I've been playing drums, off and on, for a long time. I am nearly twenty-fourteen, so that makes it more than half my life. I have played many, many, many gigs with many bands. I've got a lot of stories and a lot of fucking great memories. Some may appear on this site from time to time. In fact, one of the driving forces behind me leaving the lab bench was to try and get my life back, meaning I could join a band again. I haven't played drums in anger for two years now. I even have two kits; an accoustic and an electric. Gathering dust.
Anyway, I was saddened to see this article, mailed to me by my chum NorthernStu, who had the undefinable honour of being my first bass player. This is the venue we played our first ever, real life gig at...
The Princess Charlotte is going to close. The Charlotte is a brilliant, raggedy, shit hole of a pub in downtown Leicester, UK. It's the city I grew up in, after leaving home at 18.
I remember the gig vividly. I was so fucking terrified I think I actually pissed myself a little bit. You realise very very quickly, within the opening bars of the first song, that pricking around for a couple of months, getting high and "jamming" is not the same thing as actually learning and rehearsing songs.
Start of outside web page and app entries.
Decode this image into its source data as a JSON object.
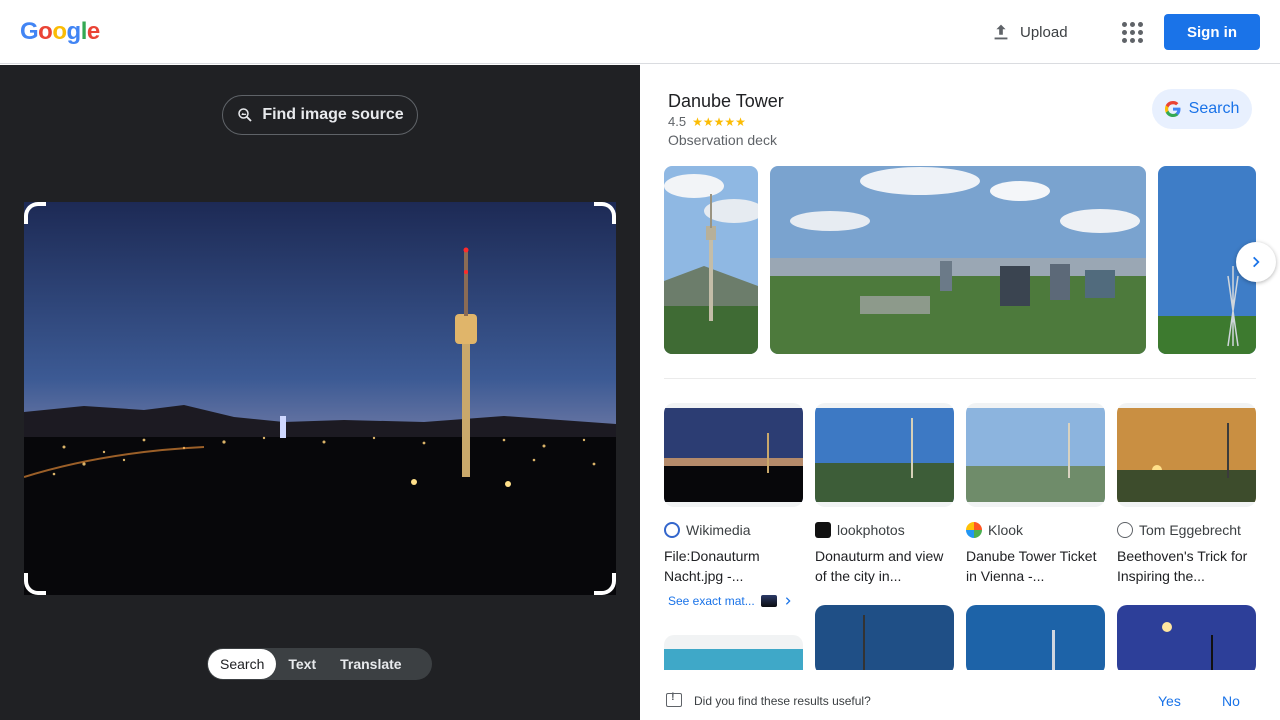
{
  "header": {
    "logo_letters": [
      "G",
      "o",
      "o",
      "g",
      "l",
      "e"
    ],
    "logo_colors": [
      "#4285f4",
      "#ea4335",
      "#fbbc05",
      "#4285f4",
      "#34a853",
      "#ea4335"
    ],
    "upload_label": "Upload",
    "signin_label": "Sign in"
  },
  "left": {
    "find_source_label": "Find image source",
    "tabs": [
      "Search",
      "Text",
      "Translate"
    ],
    "active_tab": "Search"
  },
  "knowledge_panel": {
    "title": "Danube Tower",
    "rating": "4.5",
    "stars": "★★★★★",
    "type": "Observation deck",
    "search_label": "Search"
  },
  "results": [
    {
      "source": "Wikimedia",
      "title": "File:Donauturm Nacht.jpg -..."
    },
    {
      "source": "lookphotos",
      "title": "Donauturm and view of the city in..."
    },
    {
      "source": "Klook",
      "title": "Danube Tower Ticket in Vienna -..."
    },
    {
      "source": "Tom Eggebrecht",
      "title": "Beethoven's Trick for Inspiring the..."
    }
  ],
  "exact_matches_label": "See exact mat...",
  "feedback": {
    "question": "Did you find these results useful?",
    "yes": "Yes",
    "no": "No"
  },
  "colors": {
    "accent": "#1a73e8",
    "dark_pane": "#202124"
  }
}
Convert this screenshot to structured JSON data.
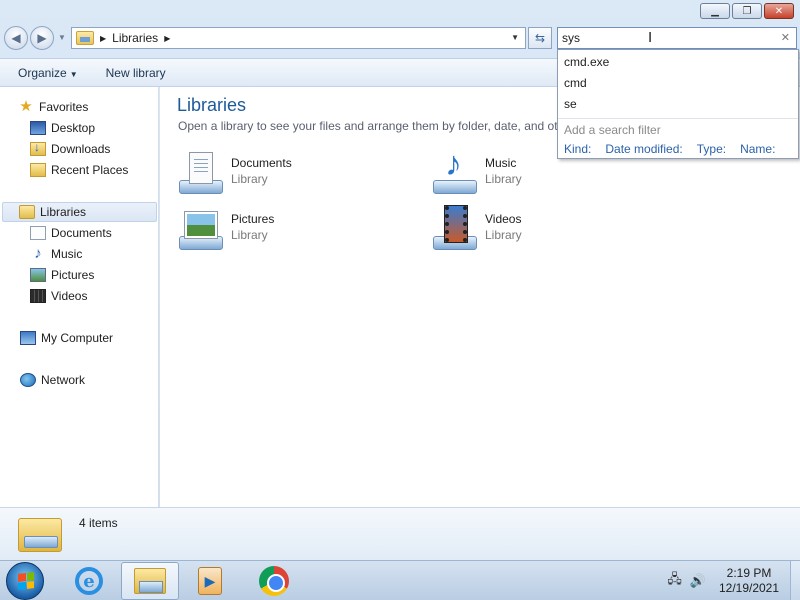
{
  "window": {
    "minimize_glyph": "▁",
    "restore_glyph": "❐",
    "close_glyph": "✕"
  },
  "nav": {
    "back_glyph": "◀",
    "forward_glyph": "▶",
    "address_separator": "▶",
    "address_segment": "Libraries",
    "address_trailing_separator": "▶",
    "refresh_glyph": "⇆"
  },
  "search": {
    "value": "sys",
    "clear_glyph": "✕",
    "cursor_glyph": "I",
    "suggestions": [
      "cmd.exe",
      "cmd",
      "se"
    ],
    "filter_hint": "Add a search filter",
    "filters": [
      "Kind:",
      "Date modified:",
      "Type:",
      "Name:"
    ]
  },
  "toolbar": {
    "organize_label": "Organize",
    "new_library_label": "New library"
  },
  "sidebar": {
    "favorites": {
      "label": "Favorites",
      "icon": "star-icon"
    },
    "favorites_items": [
      {
        "label": "Desktop",
        "icon": "desktop-icon"
      },
      {
        "label": "Downloads",
        "icon": "downloads-icon"
      },
      {
        "label": "Recent Places",
        "icon": "recent-places-icon"
      }
    ],
    "libraries": {
      "label": "Libraries",
      "icon": "libraries-icon"
    },
    "libraries_items": [
      {
        "label": "Documents",
        "icon": "documents-icon"
      },
      {
        "label": "Music",
        "icon": "music-icon"
      },
      {
        "label": "Pictures",
        "icon": "pictures-icon"
      },
      {
        "label": "Videos",
        "icon": "videos-icon"
      }
    ],
    "computer": {
      "label": "My Computer",
      "icon": "computer-icon"
    },
    "network": {
      "label": "Network",
      "icon": "network-icon"
    }
  },
  "main": {
    "title": "Libraries",
    "subtitle": "Open a library to see your files and arrange them by folder, date, and other properties.",
    "libraries": [
      {
        "name": "Documents",
        "type": "Library",
        "icon": "documents-library-icon"
      },
      {
        "name": "Music",
        "type": "Library",
        "icon": "music-library-icon"
      },
      {
        "name": "Pictures",
        "type": "Library",
        "icon": "pictures-library-icon"
      },
      {
        "name": "Videos",
        "type": "Library",
        "icon": "videos-library-icon"
      }
    ]
  },
  "details": {
    "item_count": "4 items"
  },
  "taskbar": {
    "apps": [
      "internet-explorer-icon",
      "windows-explorer-icon",
      "media-player-icon",
      "chrome-icon"
    ],
    "ie_glyph": "e",
    "media_glyph": "▶",
    "time": "2:19 PM",
    "date": "12/19/2021",
    "network_glyph": "🖧",
    "volume_glyph": "🔊"
  },
  "colors": {
    "title_blue": "#1e5a9a",
    "filter_link": "#2b62a8"
  }
}
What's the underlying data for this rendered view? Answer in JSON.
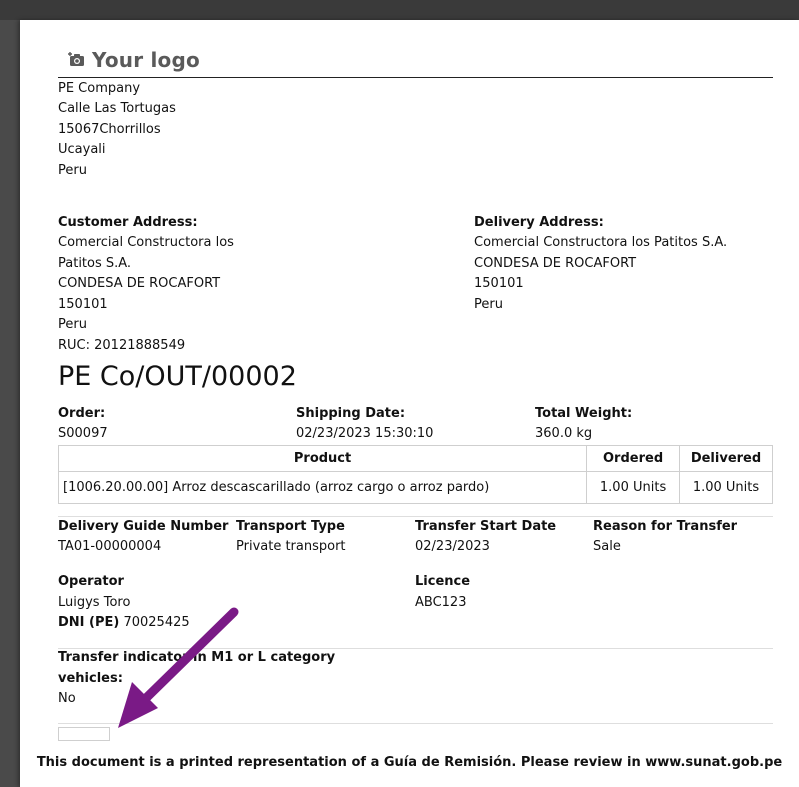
{
  "logo": {
    "text": "Your logo"
  },
  "company": [
    "PE Company",
    "Calle Las Tortugas",
    "15067Chorrillos",
    "Ucayali",
    "Peru"
  ],
  "customer": {
    "heading": "Customer Address:",
    "lines": [
      "Comercial Constructora los",
      "Patitos S.A.",
      "CONDESA DE ROCAFORT",
      "150101",
      "Peru",
      "RUC: 20121888549"
    ]
  },
  "delivery": {
    "heading": "Delivery Address:",
    "lines": [
      "Comercial Constructora los Patitos S.A.",
      "CONDESA DE ROCAFORT",
      "150101",
      "Peru"
    ]
  },
  "document_title": "PE Co/OUT/00002",
  "order": {
    "order_label": "Order:",
    "order_value": "S00097",
    "ship_label": "Shipping Date:",
    "ship_value": "02/23/2023 15:30:10",
    "weight_label": "Total Weight:",
    "weight_value": "360.0 kg"
  },
  "table": {
    "headers": [
      "Product",
      "Ordered",
      "Delivered"
    ],
    "rows": [
      [
        "[1006.20.00.00] Arroz descascarillado (arroz cargo o arroz pardo)",
        "1.00 Units",
        "1.00 Units"
      ]
    ]
  },
  "guide": {
    "number_label": "Delivery Guide Number",
    "number_value": "TA01-00000004",
    "transport_label": "Transport Type",
    "transport_value": "Private transport",
    "start_label": "Transfer Start Date",
    "start_value": "02/23/2023",
    "reason_label": "Reason for Transfer",
    "reason_value": "Sale"
  },
  "operator": {
    "label": "Operator",
    "name": "Luigys Toro",
    "dni_label": "DNI (PE)",
    "dni_value": "70025425",
    "licence_label": "Licence",
    "licence_value": "ABC123"
  },
  "indicator": {
    "label_line1": "Transfer indicator in M1 or L category",
    "label_line2": "vehicles:",
    "value": "No"
  },
  "footer": "This document is a printed representation of a Guía de Remisión. Please review in www.sunat.gob.pe",
  "colors": {
    "arrow": "#7a1a86",
    "logo": "#5a5a5a"
  },
  "icons": {
    "logo": "camera-plus-icon",
    "annotation": "arrow-icon"
  }
}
You realise even faster, the sound man is drunk and probably a cunt, and your monitor mix is so wank you can't even hear your own drums, let alone the vocal cues you're relying on.
You realise that when bands posture on stage, and the guitarist comes right up the drums and headbangs and it's so fucking cool you want to die and go to rock heaven, that what they're really doing is signaling each other because they need the cues to stay in time and on tempo. Because they can't hear a fucking thing.
Years (and bands) later I was proud of my ability to sit behind my drums, alone in a rehearsal room, and play an entire set from memory, with no accompaniment.
I learned a hard lesson the first time I played The Charlotte. It has stood me well, in bands and in life. Practice Hard, Prepare Hard and Play Hard.
We'll you miss, you beer-sodden old bitch.